Equally damaging are the ripple effects from the drug trade. BCGEU notes that workers from librarians to correction officers have been forced to act as first responders in the opioid crisis.
None of this should be happening, says BCGEU president Stephanie Smith. Why it all is, and what can be done about it, are questions only a public inquiry can answer.
“British Columbians deserve answers so that those responsible can be held accountable; but also so we can take meaningful action to safeguard our communities from further harm.”
Strong public approval
The majority of the public agrees. According to a Research Co. poll, 77 percent of BC residents support calling a public inquiry into the role of organized crime in the opioid crisis and the property price boom.
WHAT’S HAPPENING IN B.C. IS CRIMINAL. The BCGEU (British Columbia Government and Service Employees Union) wants to know exactly how criminal. They want a public inquiry to find out.
The union recently added their voice to a growing demand that the government set up a public inquiry to expose how runaway criminal activity is damaging everyday life in B.C.

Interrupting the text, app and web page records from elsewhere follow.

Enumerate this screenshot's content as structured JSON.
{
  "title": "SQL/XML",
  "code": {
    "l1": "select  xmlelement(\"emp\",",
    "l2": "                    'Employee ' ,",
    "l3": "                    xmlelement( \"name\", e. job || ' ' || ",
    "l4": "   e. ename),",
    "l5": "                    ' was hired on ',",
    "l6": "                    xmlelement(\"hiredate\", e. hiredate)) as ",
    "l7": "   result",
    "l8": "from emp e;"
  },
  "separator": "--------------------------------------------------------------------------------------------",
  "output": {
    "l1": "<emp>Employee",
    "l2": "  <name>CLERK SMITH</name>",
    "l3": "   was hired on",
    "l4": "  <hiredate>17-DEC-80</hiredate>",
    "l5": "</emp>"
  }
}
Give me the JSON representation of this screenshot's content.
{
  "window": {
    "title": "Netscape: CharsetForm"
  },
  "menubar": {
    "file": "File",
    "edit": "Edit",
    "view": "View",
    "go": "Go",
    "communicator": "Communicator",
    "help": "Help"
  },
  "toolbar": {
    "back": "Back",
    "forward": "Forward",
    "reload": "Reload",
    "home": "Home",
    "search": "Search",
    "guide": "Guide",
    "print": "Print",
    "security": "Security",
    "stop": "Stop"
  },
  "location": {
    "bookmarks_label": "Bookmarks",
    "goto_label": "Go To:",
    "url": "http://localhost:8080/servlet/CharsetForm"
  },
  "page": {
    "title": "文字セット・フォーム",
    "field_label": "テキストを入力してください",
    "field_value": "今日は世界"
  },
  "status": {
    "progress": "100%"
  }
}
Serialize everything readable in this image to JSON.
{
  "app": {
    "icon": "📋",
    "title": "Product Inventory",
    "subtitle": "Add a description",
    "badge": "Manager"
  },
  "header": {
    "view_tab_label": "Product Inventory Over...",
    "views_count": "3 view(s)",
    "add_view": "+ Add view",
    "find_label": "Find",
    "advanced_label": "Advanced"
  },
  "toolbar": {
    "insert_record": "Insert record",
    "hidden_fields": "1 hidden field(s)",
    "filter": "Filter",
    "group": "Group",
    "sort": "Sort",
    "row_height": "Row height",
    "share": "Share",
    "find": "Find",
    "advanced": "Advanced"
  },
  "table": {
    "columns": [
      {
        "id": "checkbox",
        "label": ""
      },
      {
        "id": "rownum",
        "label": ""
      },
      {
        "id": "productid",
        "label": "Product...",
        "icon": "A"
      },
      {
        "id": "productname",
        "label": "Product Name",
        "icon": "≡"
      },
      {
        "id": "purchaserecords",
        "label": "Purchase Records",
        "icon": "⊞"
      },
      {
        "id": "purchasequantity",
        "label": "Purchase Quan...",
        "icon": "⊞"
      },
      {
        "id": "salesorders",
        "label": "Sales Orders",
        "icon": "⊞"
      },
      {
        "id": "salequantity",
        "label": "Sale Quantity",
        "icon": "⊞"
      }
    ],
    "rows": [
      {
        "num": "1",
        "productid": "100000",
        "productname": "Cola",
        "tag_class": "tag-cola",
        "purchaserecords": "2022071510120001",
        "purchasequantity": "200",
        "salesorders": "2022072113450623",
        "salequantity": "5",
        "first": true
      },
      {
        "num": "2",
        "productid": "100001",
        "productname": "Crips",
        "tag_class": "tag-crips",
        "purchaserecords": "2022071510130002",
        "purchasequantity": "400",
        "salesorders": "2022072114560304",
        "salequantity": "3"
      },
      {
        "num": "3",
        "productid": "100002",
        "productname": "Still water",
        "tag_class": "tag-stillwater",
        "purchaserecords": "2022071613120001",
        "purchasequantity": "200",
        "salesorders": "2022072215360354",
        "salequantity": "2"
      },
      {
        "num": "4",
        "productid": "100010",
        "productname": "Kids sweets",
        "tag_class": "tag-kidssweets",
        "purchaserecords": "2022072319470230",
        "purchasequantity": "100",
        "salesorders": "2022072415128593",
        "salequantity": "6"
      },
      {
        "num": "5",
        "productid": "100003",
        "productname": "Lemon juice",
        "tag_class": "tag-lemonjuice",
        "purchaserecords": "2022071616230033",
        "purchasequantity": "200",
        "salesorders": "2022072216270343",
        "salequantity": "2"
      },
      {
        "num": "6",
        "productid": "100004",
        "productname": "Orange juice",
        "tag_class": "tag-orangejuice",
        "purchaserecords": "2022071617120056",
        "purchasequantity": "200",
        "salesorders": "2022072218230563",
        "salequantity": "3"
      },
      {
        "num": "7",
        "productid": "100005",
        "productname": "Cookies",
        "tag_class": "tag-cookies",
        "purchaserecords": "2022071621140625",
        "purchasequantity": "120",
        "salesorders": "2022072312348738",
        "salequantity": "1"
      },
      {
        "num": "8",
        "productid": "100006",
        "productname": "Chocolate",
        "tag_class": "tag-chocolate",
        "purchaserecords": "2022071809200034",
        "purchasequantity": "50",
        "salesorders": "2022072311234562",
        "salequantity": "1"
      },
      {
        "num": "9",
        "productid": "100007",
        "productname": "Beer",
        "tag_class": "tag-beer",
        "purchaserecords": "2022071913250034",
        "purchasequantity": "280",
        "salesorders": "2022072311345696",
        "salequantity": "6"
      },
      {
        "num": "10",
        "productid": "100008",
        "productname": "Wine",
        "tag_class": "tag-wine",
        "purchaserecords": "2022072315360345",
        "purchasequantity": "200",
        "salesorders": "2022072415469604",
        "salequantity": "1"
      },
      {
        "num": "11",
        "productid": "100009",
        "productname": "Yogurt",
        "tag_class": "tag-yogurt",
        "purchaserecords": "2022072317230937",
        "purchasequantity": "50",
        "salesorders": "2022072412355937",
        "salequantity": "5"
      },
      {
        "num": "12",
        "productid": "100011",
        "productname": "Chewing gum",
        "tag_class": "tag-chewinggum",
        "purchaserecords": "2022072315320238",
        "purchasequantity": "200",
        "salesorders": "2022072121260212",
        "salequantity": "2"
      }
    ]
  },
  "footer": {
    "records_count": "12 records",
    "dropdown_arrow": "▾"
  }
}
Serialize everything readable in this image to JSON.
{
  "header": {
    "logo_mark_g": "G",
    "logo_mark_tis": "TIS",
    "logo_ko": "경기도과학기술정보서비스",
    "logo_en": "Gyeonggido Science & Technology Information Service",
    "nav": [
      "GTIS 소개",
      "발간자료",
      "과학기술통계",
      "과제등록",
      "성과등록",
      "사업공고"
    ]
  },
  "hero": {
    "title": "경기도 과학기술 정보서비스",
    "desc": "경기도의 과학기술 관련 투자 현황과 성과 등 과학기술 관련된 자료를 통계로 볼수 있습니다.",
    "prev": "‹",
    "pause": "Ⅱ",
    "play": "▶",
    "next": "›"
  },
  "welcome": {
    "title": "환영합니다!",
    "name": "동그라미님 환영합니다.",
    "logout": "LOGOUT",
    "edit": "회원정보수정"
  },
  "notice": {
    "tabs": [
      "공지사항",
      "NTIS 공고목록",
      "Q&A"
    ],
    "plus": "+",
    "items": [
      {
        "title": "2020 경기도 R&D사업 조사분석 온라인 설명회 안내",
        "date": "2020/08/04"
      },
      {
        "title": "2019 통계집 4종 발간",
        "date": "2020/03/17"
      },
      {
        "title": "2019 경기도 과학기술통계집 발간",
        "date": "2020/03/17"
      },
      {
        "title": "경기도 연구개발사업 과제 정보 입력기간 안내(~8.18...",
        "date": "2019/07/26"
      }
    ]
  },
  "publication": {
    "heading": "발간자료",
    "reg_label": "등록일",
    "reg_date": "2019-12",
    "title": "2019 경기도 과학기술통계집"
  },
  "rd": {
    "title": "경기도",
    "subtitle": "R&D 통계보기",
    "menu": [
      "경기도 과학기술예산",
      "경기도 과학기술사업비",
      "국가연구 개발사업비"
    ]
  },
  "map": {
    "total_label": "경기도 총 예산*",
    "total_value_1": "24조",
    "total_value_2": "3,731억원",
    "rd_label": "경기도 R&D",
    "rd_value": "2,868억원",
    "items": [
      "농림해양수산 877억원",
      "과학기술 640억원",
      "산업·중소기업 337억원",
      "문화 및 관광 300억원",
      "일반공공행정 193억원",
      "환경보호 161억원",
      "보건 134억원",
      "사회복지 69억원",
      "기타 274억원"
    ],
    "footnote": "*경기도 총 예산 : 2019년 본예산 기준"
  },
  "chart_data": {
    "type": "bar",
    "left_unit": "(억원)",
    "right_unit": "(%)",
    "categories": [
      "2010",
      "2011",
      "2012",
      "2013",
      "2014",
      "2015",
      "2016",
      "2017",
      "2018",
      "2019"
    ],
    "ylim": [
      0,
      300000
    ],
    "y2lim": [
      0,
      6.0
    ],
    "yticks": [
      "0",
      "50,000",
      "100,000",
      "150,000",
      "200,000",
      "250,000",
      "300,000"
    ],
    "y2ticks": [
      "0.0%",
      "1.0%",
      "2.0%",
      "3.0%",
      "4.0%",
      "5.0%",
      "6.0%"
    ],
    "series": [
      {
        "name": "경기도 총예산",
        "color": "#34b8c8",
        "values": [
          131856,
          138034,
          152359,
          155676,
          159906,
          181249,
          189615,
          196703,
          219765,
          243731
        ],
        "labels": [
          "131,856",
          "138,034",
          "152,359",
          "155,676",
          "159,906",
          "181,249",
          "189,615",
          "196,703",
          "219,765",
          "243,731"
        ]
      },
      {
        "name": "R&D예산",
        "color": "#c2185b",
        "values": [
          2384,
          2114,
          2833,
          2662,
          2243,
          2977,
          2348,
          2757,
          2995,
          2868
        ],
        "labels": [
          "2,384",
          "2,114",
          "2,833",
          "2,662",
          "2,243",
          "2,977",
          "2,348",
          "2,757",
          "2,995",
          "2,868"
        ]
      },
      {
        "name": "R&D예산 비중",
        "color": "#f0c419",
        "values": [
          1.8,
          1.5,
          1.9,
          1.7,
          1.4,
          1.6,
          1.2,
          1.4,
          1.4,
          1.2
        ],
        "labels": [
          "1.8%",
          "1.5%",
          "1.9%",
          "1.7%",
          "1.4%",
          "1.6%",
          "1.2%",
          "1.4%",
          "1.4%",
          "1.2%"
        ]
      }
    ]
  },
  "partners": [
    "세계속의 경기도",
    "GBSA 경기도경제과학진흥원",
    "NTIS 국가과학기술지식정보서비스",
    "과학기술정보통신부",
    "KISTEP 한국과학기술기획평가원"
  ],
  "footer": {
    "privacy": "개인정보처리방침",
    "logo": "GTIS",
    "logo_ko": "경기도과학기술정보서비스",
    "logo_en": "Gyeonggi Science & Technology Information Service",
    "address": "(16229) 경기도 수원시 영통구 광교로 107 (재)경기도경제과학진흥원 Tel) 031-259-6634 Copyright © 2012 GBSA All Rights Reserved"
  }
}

Too much dirty money seems to be at the root of it all. Drug trafficking and organized money laundering create massive profits. Buying property is the best way to hide and “clean” those profits. But, all that money in play drives the price of property higher and higher. Affordable housing disappears. Homelessness increases. Public service workers get pushed close to the edge.
A one bedroom apartment in Vancouver, Burnaby, Victoria and Kelowna costs between $1,300 and $2,200 on average. A growing number of full-time workers can no longer afford to live in the city where they work.
In addition, 80 percent said they wanted an anti-corruption office in the province.
“While there is definitely some satisfaction with the fact that the provincial government is discussing money laundering in the open, voters of all political stripes are eager to see more action on this file,” said Mario Canseco, president of Research Co.
He says there is “nearly universal support for the eventual establishment of an anti-corruption commission in British Columbia.
$20 an hour does not make ends meet
Last October, the Portland Hotel Society, a major social housing non-profit in Vancouver, revealed that it was wrestling with staff shortages because its workers couldn’t afford to live in the city. Some of the organization’s employees have been forced to live in their cars, even though Portland pays its workers at least the Vancouver living wage of $20.91 an hour.
The Union Gospel Mission non-profit, which provides social services and drug support in the Downtown Eastside, has been unable to hire enough custodians, maintenance workers, and addiction councillors due to exorbitant housing costs over the past two years.
Evidence of the major role played by criminal networks in helping create this social crisis is growing. Last year, Global News published a study claiming that $5 billion worth of property transactions in Vancouver since 2012 have been financed by drug money.
In a secret study for the police that was leaked to the press, researchers found that organized crime networks funneled $1 billion through the property market. Of 1,200 purchases of houses between $3 million and $35 million, 10 percent were financed by criminal funds.
Like Netflix only real
“You know that Netflix show Ozark, about laundering drug money?” an anonymous expert told Global News. “I always think that if those characters came up to Vancouver, they could launder all their cash in just one day.”
The authorities pointed out that they would have probably uncovered even more money laundering if they had reviewed property transactions between $1 million and $3 million. However, they didn’t have the resources to do so. This is just one of the many things that a full public inquiry could accomplish.
The police report revealed that members of one of the strongest criminal networks included industrialists, gangsters, investors, and corrupt officials from China. In addition to drug trafficking, they generated money from prostitution, casino money laundering, and financial crimes.
Supporters of an inquiry want it to use the Charbonneau Anti-Corruption Commission in Quebec as a model. The revelations uncovered by the commission led to the resignation of two mayors and the 2013 arrest of Montreal interim mayor Michael Applebaum for his role in the illegal awarding of public sector contracts.
If you want to support the BCGEU’s campaign for a public inquiry into the dark heart organized crime, opioids, and money laundering in B.C. you can sign their petition here.
This article was originally published by The Canadian Labour Institute.
Reprinted with permission for CALM Members use.